Joseph Maraachli, accreditation, Joplin schools,
Wed September 28, 2011
Morning headlines: Wednesday, September 28, 2011
Family says Baby Joseph has died in Canada
A Canadian boy whose family's struggle to keep him alive despite overwhelming odds and spurred an international end-of-life debate has died.
Family spokesman and spiritual adviser Brother Paul O'Donnell says Joseph Maraachli, who became widely known as Baby Joseph, died Tuesday. He was 20 months old.
Joseph suffered from the progressive neurological disease Leigh Syndrome. Canadian doctors refused to perform a tracheotomy to extend his life earlier this year, calling it futile because the disease was terminal. An Ontario court decided doctors could remove the child's breathing tube.
His family sought help from American hospitals. Cardinal Glennon Children's Hospital in St. Louis agreed to treat Joseph, and he received the tracheotomy in March. He spent a month at Cardinal Glennon before returning home.
Joplin schools to be rebuilt by August 2014
Joplin school officials have set a tentative deadline of August 2014 to have five schools destroyed by a tornado rebuilt. The Joplin Board of Education approved the timeline Tuesday night.
The plan is for East Middle School and two elementary schools to be done by December 2013. Then, Joplin High School and Franklin Technology Center would be completed by 2014. The schools were destroyed by a May 22 tornado that devastated the southwest Missouri city.
Superintendent C.J. Huff says construction costs for the project will likely exceed $100 million. The Joplin Globe reports that insurance will pay only the rebuilding costs for what the district already had, not for any improvements or changes. The board plans to open demolition bids Friday and have demolition begin in October.
Mo. lawmakers to take up school accreditation issues
School districts in Missouri's two largest cities - Kansas City and St. Louis - now are unaccredited. The state's Board of Education revoked the accreditation of the Kansas City School District last week, which gives officials two years to improve or risk state intervention. St. Louis schools lost their accreditation in 2007, and a special three-member transitional board has been given responsibility over the district.
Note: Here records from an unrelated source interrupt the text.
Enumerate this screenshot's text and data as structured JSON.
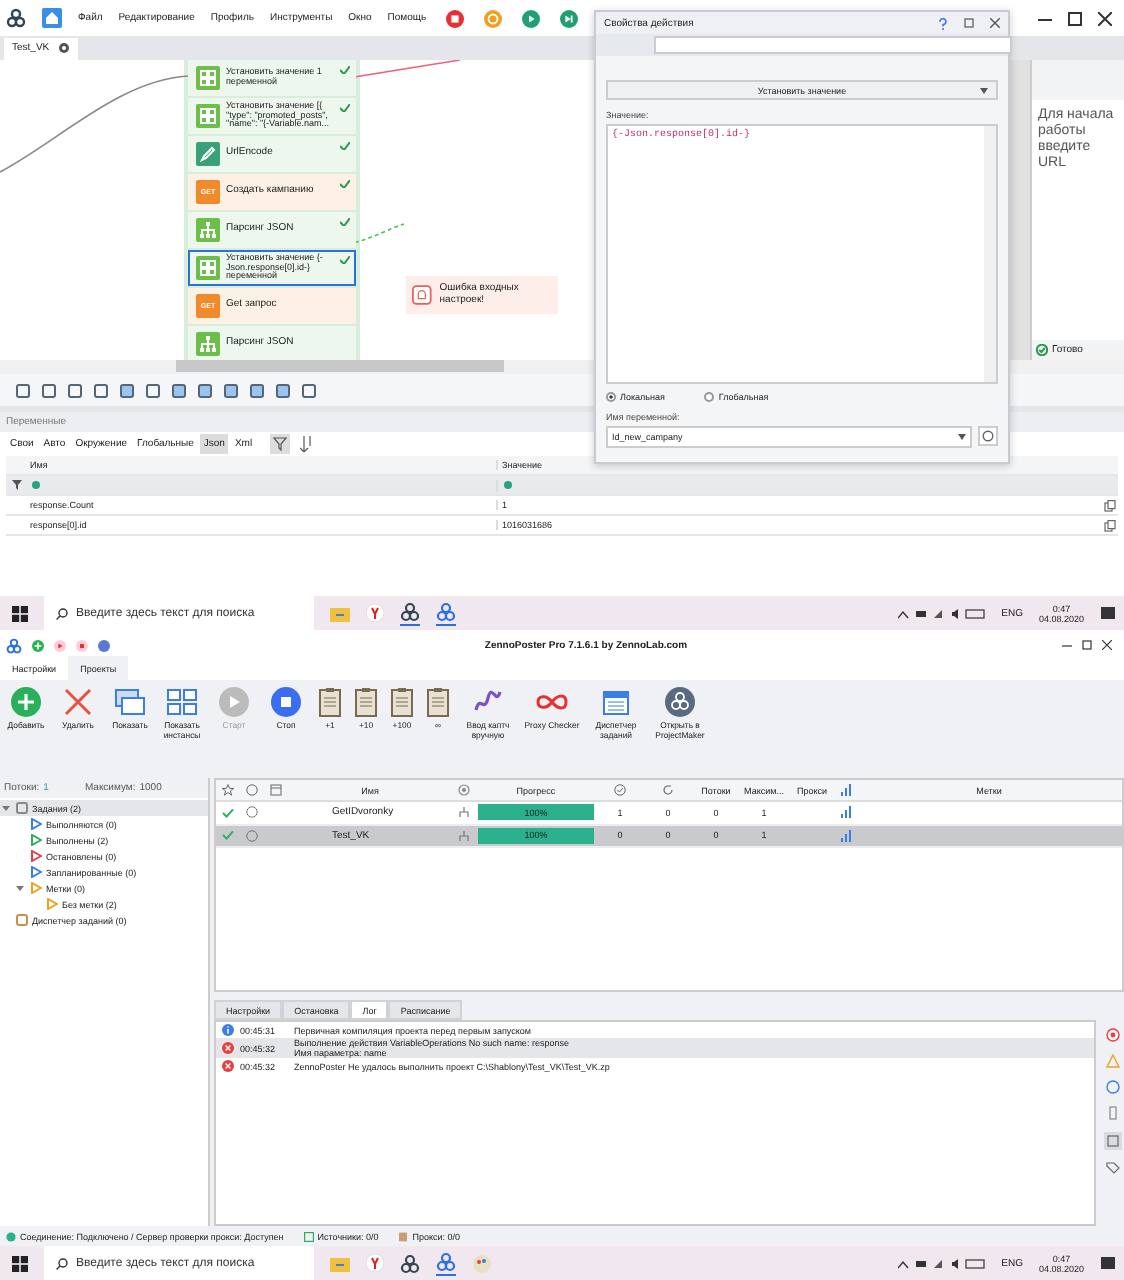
{
  "editor": {
    "menu": [
      "Файл",
      "Редактирование",
      "Профиль",
      "Инструменты",
      "Окно",
      "Помощь"
    ],
    "tab": "Test_VK",
    "nodes": [
      {
        "kind": "set",
        "label": "Установить значение 1 переменной",
        "done": true,
        "selected": false
      },
      {
        "kind": "set",
        "label": "Установить значение [{ \"type\": \"promoted_posts\", \"name\": \"{-Variable.nam...",
        "done": true,
        "selected": false
      },
      {
        "kind": "encode",
        "label": "UrlEncode",
        "done": true,
        "selected": false
      },
      {
        "kind": "get",
        "badge": "GET",
        "label": "Создать кампанию",
        "done": true,
        "selected": false
      },
      {
        "kind": "json",
        "label": "Парсинг JSON",
        "done": true,
        "selected": false
      },
      {
        "kind": "set",
        "label": "Установить значение {-Json.response[0].id-} переменной",
        "done": true,
        "selected": true
      },
      {
        "kind": "get",
        "badge": "GET",
        "label": "Get запрос",
        "done": false,
        "selected": false
      },
      {
        "kind": "json",
        "label": "Парсинг JSON",
        "done": false,
        "selected": false
      }
    ],
    "error_node": "Ошибка входных настроек!",
    "browser_hint": "Для начала работы введите URL",
    "browser_status": "Готово"
  },
  "dialog": {
    "title": "Свойства действия",
    "action": "Установить значение",
    "value_label": "Значение:",
    "value": "{-Json.response[0].id-}",
    "scope": [
      {
        "label": "Локальная",
        "selected": true
      },
      {
        "label": "Глобальная",
        "selected": false
      }
    ],
    "varname_label": "Имя переменной:",
    "varname": "Id_new_campany"
  },
  "variables": {
    "title": "Переменные",
    "tabs": [
      {
        "label": "Свои",
        "selected": false
      },
      {
        "label": "Авто",
        "selected": false
      },
      {
        "label": "Окружение",
        "selected": false
      },
      {
        "label": "Глобальные",
        "selected": false
      },
      {
        "label": "Json",
        "selected": true
      },
      {
        "label": "Xml",
        "selected": false
      }
    ],
    "columns": [
      "Имя",
      "Значение"
    ],
    "rows": [
      {
        "name": "response.Count",
        "value": "1"
      },
      {
        "name": "response[0].id",
        "value": "1016031686"
      }
    ]
  },
  "taskbars": [
    {
      "search": {
        "placeholder": "Введите здесь текст для поиска"
      },
      "lang": "ENG",
      "time": "0:47",
      "date": "04.08.2020"
    },
    {
      "search": {
        "placeholder": "Введите здесь текст для поиска"
      },
      "lang": "ENG",
      "time": "0:47",
      "date": "04.08.2020"
    }
  ],
  "zp": {
    "title": "ZennoPoster Pro 7.1.6.1 by ZennoLab.com",
    "ribbon_tabs": [
      {
        "label": "Настройки",
        "selected": false
      },
      {
        "label": "Проекты",
        "selected": true
      }
    ],
    "toolbar": [
      {
        "kind": "add",
        "label": "Добавить",
        "disabled": false
      },
      {
        "kind": "delete",
        "label": "Удалить",
        "disabled": false
      },
      {
        "kind": "show",
        "label": "Показать",
        "disabled": false
      },
      {
        "kind": "instances",
        "label": "Показать инстансы",
        "disabled": false
      },
      {
        "kind": "start",
        "label": "Старт",
        "disabled": true
      },
      {
        "kind": "stop",
        "label": "Стоп",
        "disabled": false
      },
      {
        "kind": "clip",
        "label": "+1",
        "disabled": false
      },
      {
        "kind": "clip",
        "label": "+10",
        "disabled": false
      },
      {
        "kind": "clip",
        "label": "+100",
        "disabled": false
      },
      {
        "kind": "clip",
        "label": "∞",
        "disabled": false
      },
      {
        "kind": "captcha",
        "label": "Ввод каптч вручную",
        "disabled": false
      },
      {
        "kind": "proxy",
        "label": "Proxy Checker",
        "disabled": false
      },
      {
        "kind": "scheduler",
        "label": "Диспетчер заданий",
        "disabled": false
      },
      {
        "kind": "open",
        "label": "Открыть в ProjectMaker",
        "disabled": false
      }
    ],
    "threads_label": "Потоки:",
    "threads": "1",
    "max_label": "Максимум:",
    "max": "1000",
    "tree": [
      {
        "kind": "tasks",
        "label": "Задания (2)",
        "expanded": true,
        "selected": true,
        "children": [
          {
            "kind": "running",
            "label": "Выполняются (0)",
            "selected": false
          },
          {
            "kind": "done",
            "label": "Выполнены (2)",
            "selected": false
          },
          {
            "kind": "stopped",
            "label": "Остановлены (0)",
            "selected": false
          },
          {
            "kind": "scheduled",
            "label": "Запланированные (0)",
            "selected": false
          },
          {
            "kind": "labels",
            "label": "Метки (0)",
            "expanded": true,
            "selected": false,
            "children": [
              {
                "kind": "labels",
                "label": "Без метки (2)",
                "selected": false
              }
            ]
          }
        ]
      },
      {
        "kind": "scheduler",
        "label": "Диспетчер заданий (0)",
        "selected": false
      }
    ],
    "columns": [
      "Имя",
      "Прогресс",
      "Потоки",
      "Максим...",
      "Прокси",
      "Метки"
    ],
    "rows": [
      {
        "done": true,
        "name": "GetIDvoronky",
        "progress": "100%",
        "level": 1,
        "values": [
          "1",
          "0",
          "0",
          "1"
        ],
        "selected": false
      },
      {
        "done": true,
        "name": "Test_VK",
        "progress": "100%",
        "level": 1,
        "values": [
          "0",
          "0",
          "0",
          "1"
        ],
        "selected": true
      }
    ],
    "bottom_tabs": [
      {
        "label": "Настройки",
        "selected": false
      },
      {
        "label": "Остановка",
        "selected": false
      },
      {
        "label": "Лог",
        "selected": true
      },
      {
        "label": "Расписание",
        "selected": false
      }
    ],
    "log": [
      {
        "kind": "info",
        "time": "00:45:31",
        "lines": [
          "Первичная компиляция проекта перед первым запуском"
        ],
        "selected": false
      },
      {
        "kind": "error",
        "time": "00:45:32",
        "lines": [
          "Выполнение действия VariableOperations No such name: response",
          "Имя параметра: name"
        ],
        "selected": true
      },
      {
        "kind": "error",
        "time": "00:45:32",
        "lines": [
          "ZennoPoster Не удалось выполнить проект C:\\Shablony\\Test_VK\\Test_VK.zp"
        ],
        "selected": false
      }
    ],
    "status": [
      {
        "kind": "connection",
        "label": "Соединение: Подключено / Сервер проверки прокси: Доступен"
      },
      {
        "kind": "sources",
        "label": "Источники: 0/0"
      },
      {
        "kind": "proxy",
        "label": "Прокси: 0/0"
      }
    ]
  }
}
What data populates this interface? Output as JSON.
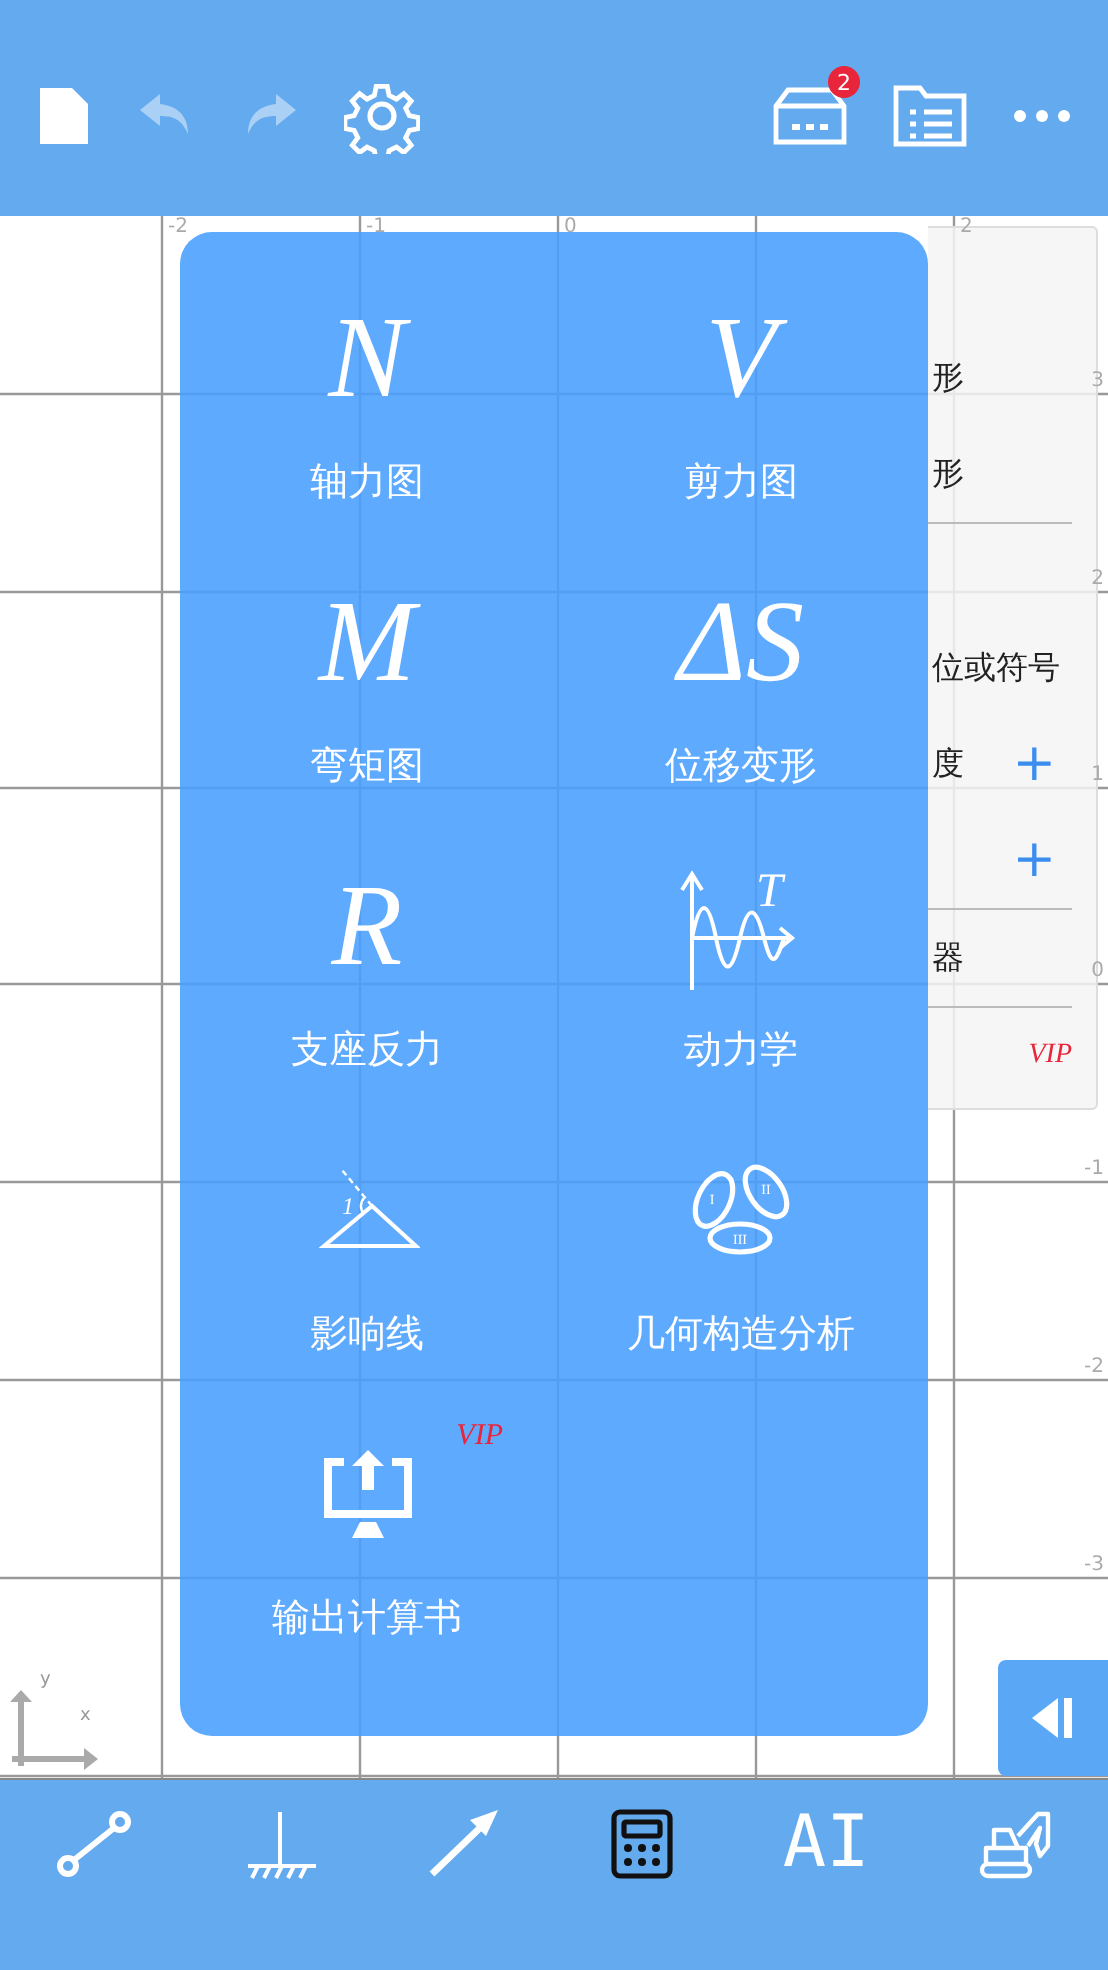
{
  "toolbar": {
    "left": [
      {
        "kind": "file",
        "disabled": false
      },
      {
        "kind": "undo",
        "disabled": true
      },
      {
        "kind": "redo",
        "disabled": true
      },
      {
        "kind": "settings",
        "disabled": false
      }
    ],
    "right": [
      {
        "kind": "inbox",
        "badge": "2"
      },
      {
        "kind": "list"
      },
      {
        "kind": "more"
      }
    ]
  },
  "canvas": {
    "x_labels": [
      "-2",
      "-1",
      "0",
      "2"
    ],
    "y_labels": [
      "3",
      "2",
      "1",
      "0",
      "-1",
      "-2",
      "-3"
    ],
    "axis_x": "x",
    "axis_y": "y"
  },
  "settings_panel": {
    "rows": [
      {
        "kind": "blank"
      },
      {
        "kind": "text",
        "label": "形"
      },
      {
        "kind": "text",
        "label": "形"
      },
      {
        "kind": "divider"
      },
      {
        "kind": "blank"
      },
      {
        "kind": "text",
        "label": "位或符号"
      },
      {
        "kind": "scale",
        "label": "度",
        "plus": "+"
      },
      {
        "kind": "stepper",
        "plus": "+"
      },
      {
        "kind": "divider"
      },
      {
        "kind": "text",
        "label": "器"
      },
      {
        "kind": "divider"
      },
      {
        "kind": "badge",
        "badge": "VIP"
      }
    ]
  },
  "analysis_menu": {
    "items": [
      {
        "kind": "letter",
        "symbol": "N",
        "label": "轴力图"
      },
      {
        "kind": "letter",
        "symbol": "V",
        "label": "剪力图"
      },
      {
        "kind": "letter",
        "symbol": "M",
        "label": "弯矩图"
      },
      {
        "kind": "letter",
        "symbol": "ΔS",
        "label": "位移变形"
      },
      {
        "kind": "letter",
        "symbol": "R",
        "label": "支座反力"
      },
      {
        "kind": "dynamic",
        "symbol": "T",
        "label": "动力学"
      },
      {
        "kind": "influence",
        "symbol": "1",
        "label": "影响线"
      },
      {
        "kind": "geometry",
        "marks": [
          "I",
          "II",
          "III"
        ],
        "label": "几何构造分析"
      },
      {
        "kind": "export",
        "label": "输出计算书",
        "badge": "VIP"
      }
    ]
  },
  "bottom_bar": [
    {
      "kind": "line",
      "selected": false
    },
    {
      "kind": "support",
      "selected": false
    },
    {
      "kind": "load",
      "selected": false
    },
    {
      "kind": "calculator",
      "selected": true
    },
    {
      "kind": "text",
      "text": "AI",
      "selected": false
    },
    {
      "kind": "excavator",
      "selected": false
    }
  ]
}
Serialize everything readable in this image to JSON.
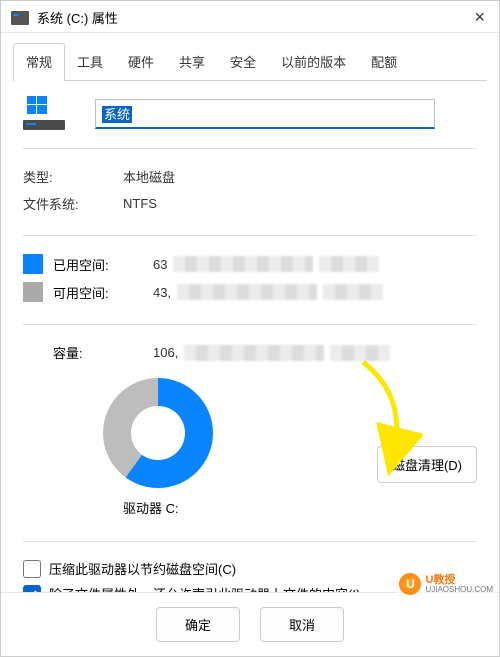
{
  "title": "系统 (C:) 属性",
  "tabs": [
    "常规",
    "工具",
    "硬件",
    "共享",
    "安全",
    "以前的版本",
    "配额"
  ],
  "active_tab": "常规",
  "name_field": {
    "value": "系统"
  },
  "type_row": {
    "label": "类型:",
    "value": "本地磁盘"
  },
  "fs_row": {
    "label": "文件系统:",
    "value": "NTFS"
  },
  "used_space": {
    "label": "已用空间:",
    "value_prefix": "63"
  },
  "free_space": {
    "label": "可用空间:",
    "value_prefix": "43,"
  },
  "capacity": {
    "label": "容量:",
    "value_prefix": "106,"
  },
  "drive_label": "驱动器 C:",
  "disk_cleanup": "磁盘清理(D)",
  "compress_check": {
    "checked": false,
    "label": "压缩此驱动器以节约磁盘空间(C)"
  },
  "index_check": {
    "checked": true,
    "label": "除了文件属性外，还允许索引此驱动器上文件的内容(I)"
  },
  "ok_btn": "确定",
  "cancel_btn": "取消",
  "watermark": {
    "brand": "U教授",
    "url": "UJIAOSHOU.COM"
  },
  "chart_data": {
    "type": "pie",
    "title": "驱动器 C:",
    "series": [
      {
        "name": "已用空间",
        "value": 63,
        "color": "#0a84ff"
      },
      {
        "name": "可用空间",
        "value": 43,
        "color": "#bdbdbd"
      }
    ]
  }
}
The Missouri Legislature's Joint Interim Committee on School Accreditation planned to meet Wednesday afternoon in the state Capitol building. The committee has six state senators and six House members.